This new era of Arab-Israeli interaction is having a positive local impact as well. A new UAE-Israel Business Council reportedly has more than 4,000 members and a new Gulf-Israel Womens’ Forum is bringing women together from across the region. Jerusalem Deputy Mayor Fleur Hassan-Nahoum, who helped launch the business council and womens’ forum, is also looking to bring R&D jobs from the UAE to create new business opportunities for Jerusalem’s Arab community.
During this moment of instability with the COVID delta variant spreading rapidly – more than 11,000 new cases daily in Israel, and Hamas continuing to manipulate tensions maliciously between Israelis and Palestinians, the Abraham Accords serve as a powerful demonstration of hope – the hope that is needed to continue forward on the path toward a future where peace, security, and mutual prosperity is possible. While current prospects of peace between Israel and the Palestinians may seem far off, the Abraham Accords could, according to some local leaders, serve as a positive model for future Israeli-Palestinian cooperation.
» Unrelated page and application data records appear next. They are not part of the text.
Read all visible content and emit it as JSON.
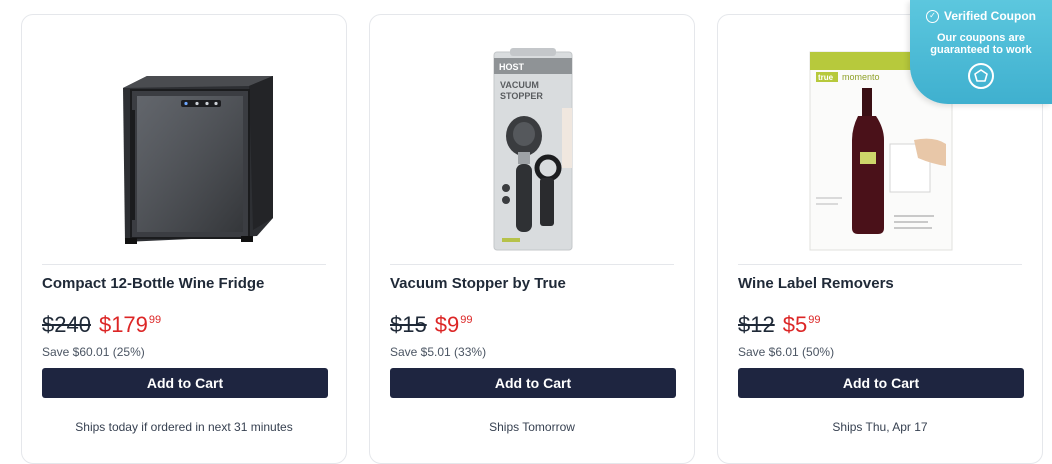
{
  "products": [
    {
      "title": "Compact 12-Bottle Wine Fridge",
      "old_price": "$240",
      "price_dollars": "$179",
      "price_cents": "99",
      "save": "Save $60.01 (25%)",
      "cart_label": "Add to Cart",
      "shipping": "Ships today if ordered in next 31 minutes",
      "image_icon": "wine-fridge-image"
    },
    {
      "title": "Vacuum Stopper by True",
      "old_price": "$15",
      "price_dollars": "$9",
      "price_cents": "99",
      "save": "Save $5.01 (33%)",
      "cart_label": "Add to Cart",
      "shipping": "Ships Tomorrow",
      "image_icon": "vacuum-stopper-image",
      "package_brand": "HOST",
      "package_line1": "VACUUM",
      "package_line2": "STOPPER"
    },
    {
      "title": "Wine Label Removers",
      "old_price": "$12",
      "price_dollars": "$5",
      "price_cents": "99",
      "save": "Save $6.01 (50%)",
      "cart_label": "Add to Cart",
      "shipping": "Ships Thu, Apr 17",
      "image_icon": "wine-label-remover-image",
      "package_brand": "true",
      "package_name": "momento"
    }
  ],
  "badge": {
    "title": "Verified Coupon",
    "line1": "Our coupons are",
    "line2": "guaranteed to work",
    "icon": "shield-badge-icon",
    "color": "#4dbdd8"
  },
  "colors": {
    "cart_button": "#1e2540",
    "sale_price": "#dc2626"
  }
}
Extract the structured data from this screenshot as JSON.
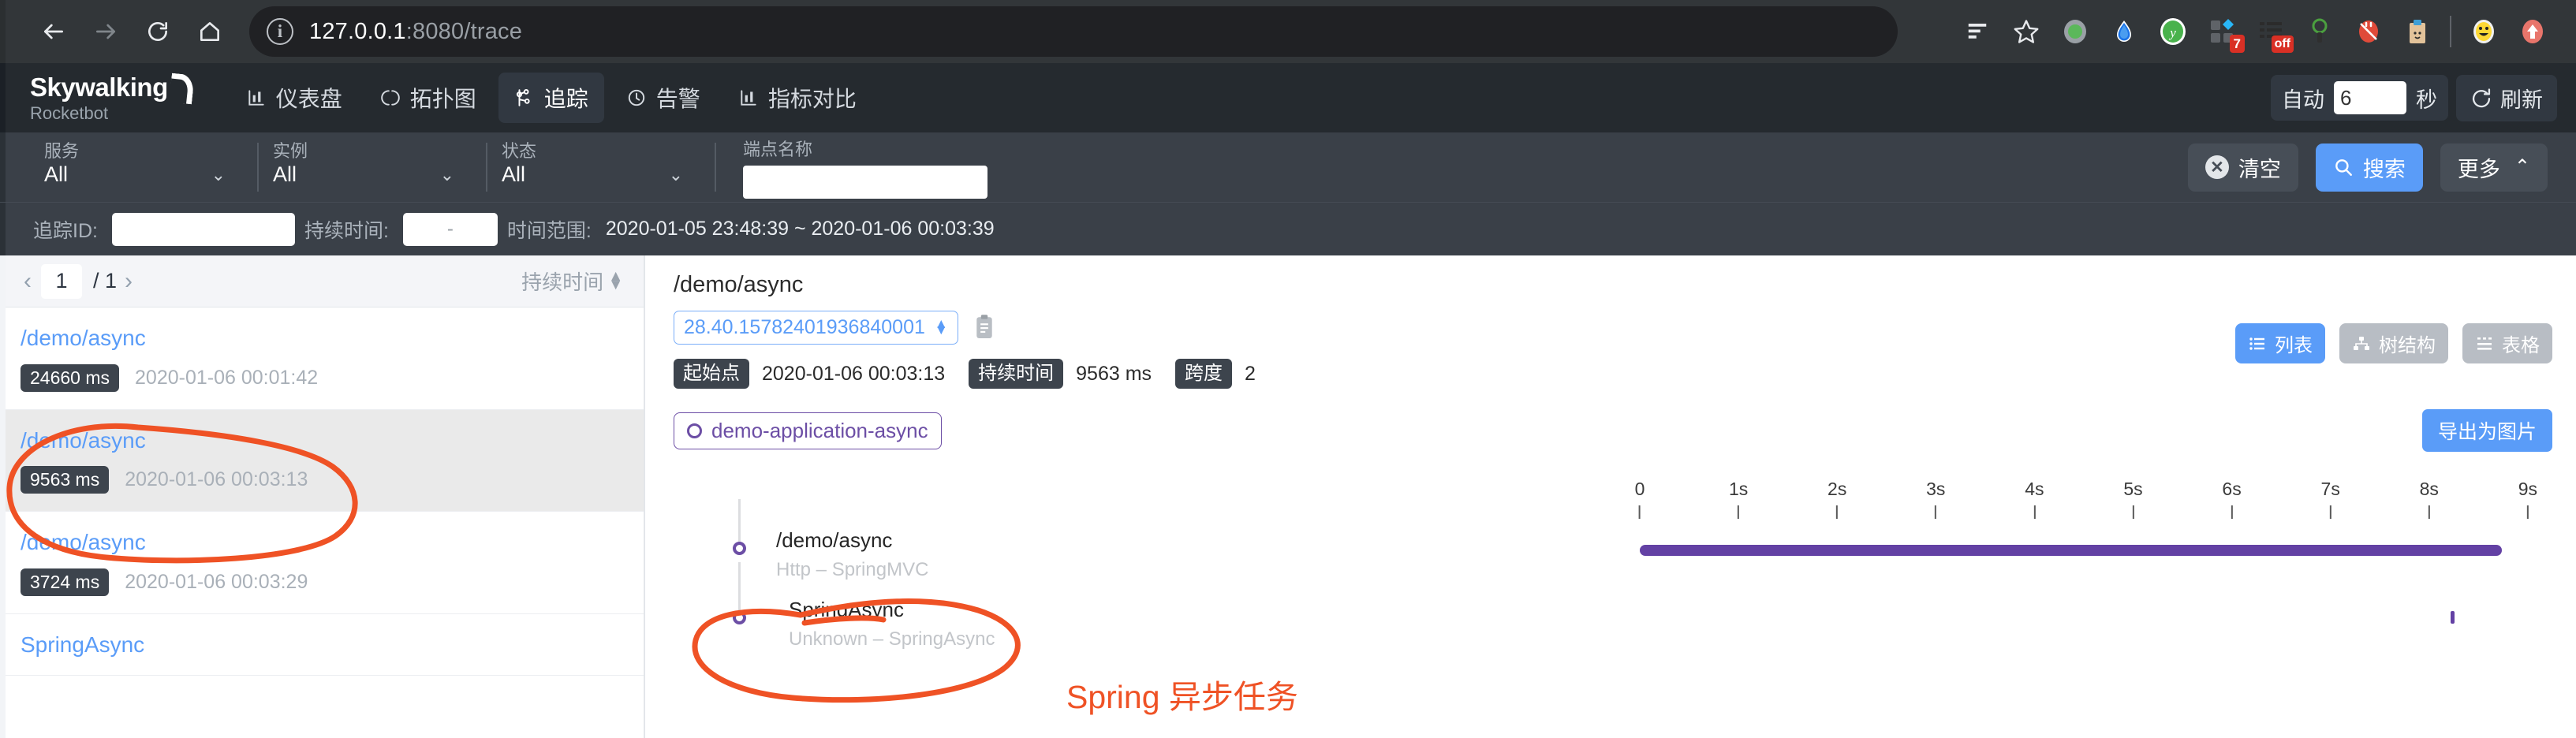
{
  "browser": {
    "back_icon": "back-arrow-icon",
    "forward_icon": "forward-arrow-icon",
    "reload_icon": "reload-icon",
    "home_icon": "home-icon",
    "site_info_icon": "info-circle-icon",
    "url_host": "127.0.0.1",
    "url_path": ":8080/trace",
    "url_full": "127.0.0.1:8080/trace",
    "extensions": [
      {
        "name": "reading-list-icon",
        "badge": ""
      },
      {
        "name": "bookmark-star-icon",
        "badge": ""
      },
      {
        "name": "green-circle-extension-icon",
        "badge": ""
      },
      {
        "name": "blue-drop-extension-icon",
        "badge": ""
      },
      {
        "name": "green-y-extension-icon",
        "badge": ""
      },
      {
        "name": "blocks-extension-icon",
        "badge": "7"
      },
      {
        "name": "list-extension-icon",
        "badge": "off"
      },
      {
        "name": "magnifier-extension-icon",
        "badge": ""
      },
      {
        "name": "red-plug-extension-icon",
        "badge": ""
      },
      {
        "name": "clipboard-extension-icon",
        "badge": ""
      },
      {
        "name": "emoji-extension-icon",
        "badge": ""
      },
      {
        "name": "profile-avatar-icon",
        "badge": ""
      }
    ]
  },
  "app": {
    "logo_main": "Skywalking",
    "logo_sub": "Rocketbot",
    "menu": [
      {
        "label": "仪表盘",
        "icon": "dashboard-icon",
        "active": false
      },
      {
        "label": "拓扑图",
        "icon": "topology-icon",
        "active": false
      },
      {
        "label": "追踪",
        "icon": "trace-icon",
        "active": true
      },
      {
        "label": "告警",
        "icon": "alarm-icon",
        "active": false
      },
      {
        "label": "指标对比",
        "icon": "compare-icon",
        "active": false
      }
    ],
    "auto": {
      "label": "自动",
      "value": "6",
      "unit": "秒",
      "refresh_label": "刷新",
      "refresh_icon": "refresh-icon"
    }
  },
  "filters": {
    "selects": [
      {
        "label": "服务",
        "value": "All",
        "caret": "chevron-down-icon"
      },
      {
        "label": "实例",
        "value": "All",
        "caret": "chevron-down-icon"
      },
      {
        "label": "状态",
        "value": "All",
        "caret": "chevron-down-icon"
      }
    ],
    "endpoint": {
      "label": "端点名称",
      "value": "",
      "placeholder": ""
    },
    "clear_label": "清空",
    "search_label": "搜索",
    "more_label": "更多",
    "more_caret": "chevron-up-icon",
    "trace_id_label": "追踪ID:",
    "trace_id_value": "",
    "duration_label": "持续时间:",
    "duration_value": "-",
    "time_range_label": "时间范围:",
    "time_range_value": "2020-01-05 23:48:39 ~ 2020-01-06 00:03:39"
  },
  "list": {
    "pager": {
      "prev_icon": "chevron-left-icon",
      "next_icon": "chevron-right-icon",
      "page": "1",
      "total": "/ 1",
      "sort_label": "持续时间"
    },
    "items": [
      {
        "name": "/demo/async",
        "duration": "24660 ms",
        "time": "2020-01-06 00:01:42",
        "selected": false
      },
      {
        "name": "/demo/async",
        "duration": "9563 ms",
        "time": "2020-01-06 00:03:13",
        "selected": true
      },
      {
        "name": "/demo/async",
        "duration": "3724 ms",
        "time": "2020-01-06 00:03:29",
        "selected": false
      },
      {
        "name": "SpringAsync",
        "duration": "",
        "time": "",
        "selected": false
      }
    ]
  },
  "detail": {
    "title": "/demo/async",
    "trace_id": "28.40.15782401936840001",
    "copy_icon": "clipboard-copy-icon",
    "start_label": "起始点",
    "start_value": "2020-01-06 00:03:13",
    "duration_label": "持续时间",
    "duration_value": "9563 ms",
    "span_label": "跨度",
    "span_value": "2",
    "view_modes": [
      {
        "label": "列表",
        "icon": "list-view-icon",
        "active": true
      },
      {
        "label": "树结构",
        "icon": "tree-view-icon",
        "active": false
      },
      {
        "label": "表格",
        "icon": "table-view-icon",
        "active": false
      }
    ],
    "service_tag": "demo-application-async",
    "export_label": "导出为图片"
  },
  "timeline": {
    "ticks": [
      "0",
      "1s",
      "2s",
      "3s",
      "4s",
      "5s",
      "6s",
      "7s",
      "8s",
      "9s"
    ],
    "spans": [
      {
        "name": "/demo/async",
        "sub": "Http – SpringMVC",
        "bar_start_pct": 0.0,
        "bar_width_pct": 97.0,
        "indent": 0
      },
      {
        "name": "SpringAsync",
        "sub": "Unknown – SpringAsync",
        "bar_start_pct": 91.2,
        "bar_width_pct": 0.45,
        "indent": 1
      }
    ]
  },
  "annotations": {
    "color": "#ef5225",
    "text": "Spring 异步任务",
    "ellipse_list_item": "highlight-selected-trace",
    "ellipse_span": "highlight-springasync-span"
  }
}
As we face the new year, let’s build upon this hope. For as much darkness we’ve experienced this past year, we’ve also learned that a strong U.S.-Israel relationship can lead to significant scientific and technological breakthroughs to combat global challenges like COVID-19; it can beat thousands of rockets that terrorists launch toward innocent Israeli and Palestinian civilians; it can provide a clear vision that peace is possible in the region without sacrificing Israel’s existence and safety.
We’ll continue to support a strong and safe Israel because we know that a strong and safe Israel means a better world for all. Shana Tovah and best wishes for a year of health, peace and prosperity.